Repeat the data in full. Drop every picture.

··· RECORDS PROVIDED ···

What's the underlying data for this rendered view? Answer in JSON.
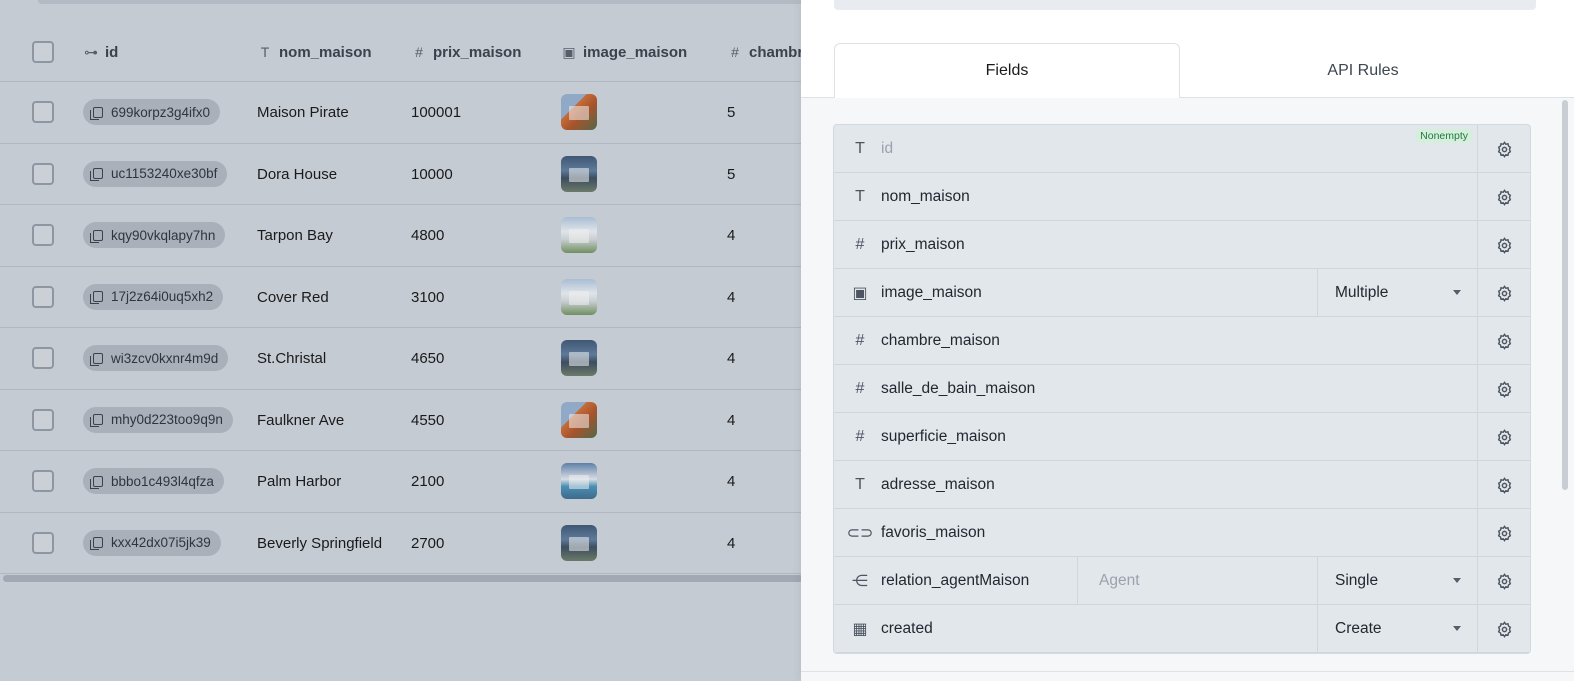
{
  "table": {
    "columns": [
      {
        "icon": "key-icon",
        "glyph": "⊶",
        "label": "id"
      },
      {
        "icon": "text-icon",
        "glyph": "T",
        "label": "nom_maison"
      },
      {
        "icon": "number-icon",
        "glyph": "#",
        "label": "prix_maison"
      },
      {
        "icon": "image-icon",
        "glyph": "▣",
        "label": "image_maison"
      },
      {
        "icon": "number-icon",
        "glyph": "#",
        "label": "chambr"
      }
    ],
    "rows": [
      {
        "id": "699korpz3g4ifx0",
        "nom": "Maison Pirate",
        "prix": "100001",
        "chambre": "5",
        "thumb": "orange"
      },
      {
        "id": "uc1153240xe30bf",
        "nom": "Dora House",
        "prix": "10000",
        "chambre": "5",
        "thumb": "dark"
      },
      {
        "id": "kqy90vkqlapy7hn",
        "nom": "Tarpon Bay",
        "prix": "4800",
        "chambre": "4",
        "thumb": "white"
      },
      {
        "id": "17j2z64i0uq5xh2",
        "nom": "Cover Red",
        "prix": "3100",
        "chambre": "4",
        "thumb": "white"
      },
      {
        "id": "wi3zcv0kxnr4m9d",
        "nom": "St.Christal",
        "prix": "4650",
        "chambre": "4",
        "thumb": "dark"
      },
      {
        "id": "mhy0d223too9q9n",
        "nom": "Faulkner Ave",
        "prix": "4550",
        "chambre": "4",
        "thumb": "orange"
      },
      {
        "id": "bbbo1c493l4qfza",
        "nom": "Palm Harbor",
        "prix": "2100",
        "chambre": "4",
        "thumb": "pool"
      },
      {
        "id": "kxx42dx07i5jk39",
        "nom": "Beverly Springfield",
        "prix": "2700",
        "chambre": "4",
        "thumb": "dark"
      }
    ]
  },
  "panel": {
    "tabs": {
      "fields": "Fields",
      "api_rules": "API Rules"
    },
    "fields": [
      {
        "icon": "text-icon",
        "glyph": "T",
        "name": "id",
        "muted": true,
        "badge": "Nonempty"
      },
      {
        "icon": "text-icon",
        "glyph": "T",
        "name": "nom_maison"
      },
      {
        "icon": "number-icon",
        "glyph": "#",
        "name": "prix_maison"
      },
      {
        "icon": "image-icon",
        "glyph": "▣",
        "name": "image_maison",
        "select": "Multiple"
      },
      {
        "icon": "number-icon",
        "glyph": "#",
        "name": "chambre_maison"
      },
      {
        "icon": "number-icon",
        "glyph": "#",
        "name": "salle_de_bain_maison"
      },
      {
        "icon": "number-icon",
        "glyph": "#",
        "name": "superficie_maison"
      },
      {
        "icon": "text-icon",
        "glyph": "T",
        "name": "adresse_maison"
      },
      {
        "icon": "toggle-icon",
        "glyph": "⊂⊃",
        "name": "favoris_maison"
      },
      {
        "icon": "relation-icon",
        "glyph": "⋲",
        "name": "relation_agentMaison",
        "relation": "Agent",
        "select": "Single"
      },
      {
        "icon": "calendar-icon",
        "glyph": "▦",
        "name": "created",
        "select": "Create"
      }
    ]
  }
}
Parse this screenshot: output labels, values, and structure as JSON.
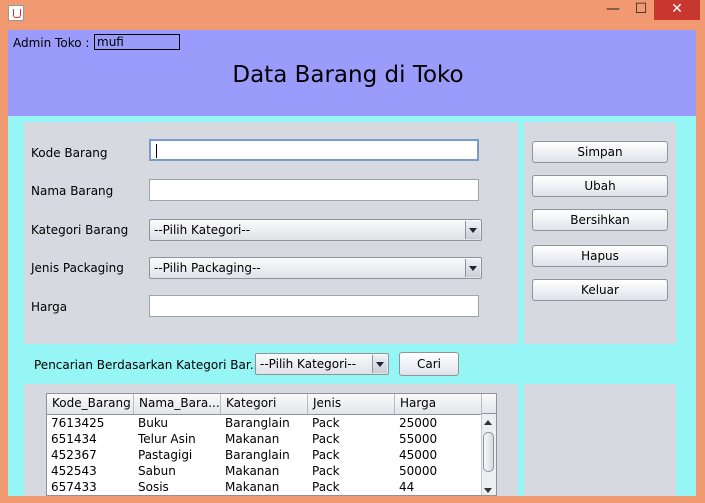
{
  "window": {
    "minimize": "—",
    "maximize": "☐",
    "close": "✕",
    "app_icon": "java-icon"
  },
  "header": {
    "admin_label": "Admin Toko :",
    "admin_value": "mufi",
    "title": "Data Barang di Toko"
  },
  "form": {
    "kode_label": "Kode Barang",
    "kode_value": "",
    "nama_label": "Nama Barang",
    "nama_value": "",
    "kategori_label": "Kategori Barang",
    "kategori_selected": "--Pilih Kategori--",
    "packaging_label": "Jenis Packaging",
    "packaging_selected": "--Pilih Packaging--",
    "harga_label": "Harga",
    "harga_value": ""
  },
  "buttons": {
    "simpan": "Simpan",
    "ubah": "Ubah",
    "bersihkan": "Bersihkan",
    "hapus": "Hapus",
    "keluar": "Keluar"
  },
  "search": {
    "label": "Pencarian Berdasarkan Kategori Bar...",
    "selected": "--Pilih Kategori--",
    "button": "Cari"
  },
  "table": {
    "columns": [
      "Kode_Barang",
      "Nama_Bara...",
      "Kategori",
      "Jenis",
      "Harga"
    ],
    "rows": [
      [
        "7613425",
        "Buku",
        "Baranglain",
        "Pack",
        "25000"
      ],
      [
        "651434",
        "Telur Asin",
        "Makanan",
        "Pack",
        "55000"
      ],
      [
        "452367",
        "Pastagigi",
        "Baranglain",
        "Pack",
        "45000"
      ],
      [
        "452543",
        "Sabun",
        "Makanan",
        "Pack",
        "50000"
      ],
      [
        "657433",
        "Sosis",
        "Makanan",
        "Pack",
        "44"
      ]
    ]
  },
  "colors": {
    "window_frame": "#f19a72",
    "header_bg": "#9b9bfb",
    "content_bg": "#96f6f6",
    "panel_bg": "#d6d9df",
    "close_button": "#c7372f"
  }
}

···

### [EXERCISE OUTPUT]
What's the underlying data for this rendered view? Answer in JSON.
{
  "table": {
    "columns": [
      {
        "icon": "key-icon",
        "glyph": "⊶",
        "label": "id"
      },
      {
        "icon": "text-icon",
        "glyph": "T",
        "label": "nom_maison"
      },
      {
        "icon": "number-icon",
        "glyph": "#",
        "label": "prix_maison"
      },
      {
        "icon": "image-icon",
        "glyph": "▣",
        "label": "image_maison"
      },
      {
        "icon": "number-icon",
        "glyph": "#",
        "label": "chambr"
      }
    ],
    "rows": [
      {
        "id": "699korpz3g4ifx0",
        "nom": "Maison Pirate",
        "prix": "100001",
        "chambre": "5",
        "thumb": "orange"
      },
      {
        "id": "uc1153240xe30bf",
        "nom": "Dora House",
        "prix": "10000",
        "chambre": "5",
        "thumb": "dark"
      },
      {
        "id": "kqy90vkqlapy7hn",
        "nom": "Tarpon Bay",
        "prix": "4800",
        "chambre": "4",
        "thumb": "white"
      },
      {
        "id": "17j2z64i0uq5xh2",
        "nom": "Cover Red",
        "prix": "3100",
        "chambre": "4",
        "thumb": "white"
      },
      {
        "id": "wi3zcv0kxnr4m9d",
        "nom": "St.Christal",
        "prix": "4650",
        "chambre": "4",
        "thumb": "dark"
      },
      {
        "id": "mhy0d223too9q9n",
        "nom": "Faulkner Ave",
        "prix": "4550",
        "chambre": "4",
        "thumb": "orange"
      },
      {
        "id": "bbbo1c493l4qfza",
        "nom": "Palm Harbor",
        "prix": "2100",
        "chambre": "4",
        "thumb": "pool"
      },
      {
        "id": "kxx42dx07i5jk39",
        "nom": "Beverly Springfield",
        "prix": "2700",
        "chambre": "4",
        "thumb": "dark"
      }
    ]
  },
  "panel": {
    "tabs": {
      "fields": "Fields",
      "api_rules": "API Rules"
    },
    "fields": [
      {
        "icon": "text-icon",
        "glyph": "T",
        "name": "id",
        "muted": true,
        "badge": "Nonempty"
      },
      {
        "icon": "text-icon",
        "glyph": "T",
        "name": "nom_maison"
      },
      {
        "icon": "number-icon",
        "glyph": "#",
        "name": "prix_maison"
      },
      {
        "icon": "image-icon",
        "glyph": "▣",
        "name": "image_maison",
        "select": "Multiple"
      },
      {
        "icon": "number-icon",
        "glyph": "#",
        "name": "chambre_maison"
      },
      {
        "icon": "number-icon",
        "glyph": "#",
        "name": "salle_de_bain_maison"
      },
      {
        "icon": "number-icon",
        "glyph": "#",
        "name": "superficie_maison"
      },
      {
        "icon": "text-icon",
        "glyph": "T",
        "name": "adresse_maison"
      },
      {
        "icon": "toggle-icon",
        "glyph": "⊂⊃",
        "name": "favoris_maison"
      },
      {
        "icon": "relation-icon",
        "glyph": "⋲",
        "name": "relation_agentMaison",
        "relation": "Agent",
        "select": "Single"
      },
      {
        "icon": "calendar-icon",
        "glyph": "▦",
        "name": "created",
        "select": "Create"
      }
    ]
  }
}
Parse this screenshot: output labels, values, and structure as JSON.
{
  "window": {
    "minimize": "—",
    "maximize": "☐",
    "close": "✕",
    "app_icon": "java-icon"
  },
  "header": {
    "admin_label": "Admin Toko :",
    "admin_value": "mufi",
    "title": "Data Barang di Toko"
  },
  "form": {
    "kode_label": "Kode Barang",
    "kode_value": "",
    "nama_label": "Nama Barang",
    "nama_value": "",
    "kategori_label": "Kategori Barang",
    "kategori_selected": "--Pilih Kategori--",
    "packaging_label": "Jenis Packaging",
    "packaging_selected": "--Pilih Packaging--",
    "harga_label": "Harga",
    "harga_value": ""
  },
  "buttons": {
    "simpan": "Simpan",
    "ubah": "Ubah",
    "bersihkan": "Bersihkan",
    "hapus": "Hapus",
    "keluar": "Keluar"
  },
  "search": {
    "label": "Pencarian Berdasarkan Kategori Bar...",
    "selected": "--Pilih Kategori--",
    "button": "Cari"
  },
  "table": {
    "columns": [
      "Kode_Barang",
      "Nama_Bara...",
      "Kategori",
      "Jenis",
      "Harga"
    ],
    "rows": [
      [
        "7613425",
        "Buku",
        "Baranglain",
        "Pack",
        "25000"
      ],
      [
        "651434",
        "Telur Asin",
        "Makanan",
        "Pack",
        "55000"
      ],
      [
        "452367",
        "Pastagigi",
        "Baranglain",
        "Pack",
        "45000"
      ],
      [
        "452543",
        "Sabun",
        "Makanan",
        "Pack",
        "50000"
      ],
      [
        "657433",
        "Sosis",
        "Makanan",
        "Pack",
        "44"
      ]
    ]
  },
  "colors": {
    "window_frame": "#f19a72",
    "header_bg": "#9b9bfb",
    "content_bg": "#96f6f6",
    "panel_bg": "#d6d9df",
    "close_button": "#c7372f"
  }
}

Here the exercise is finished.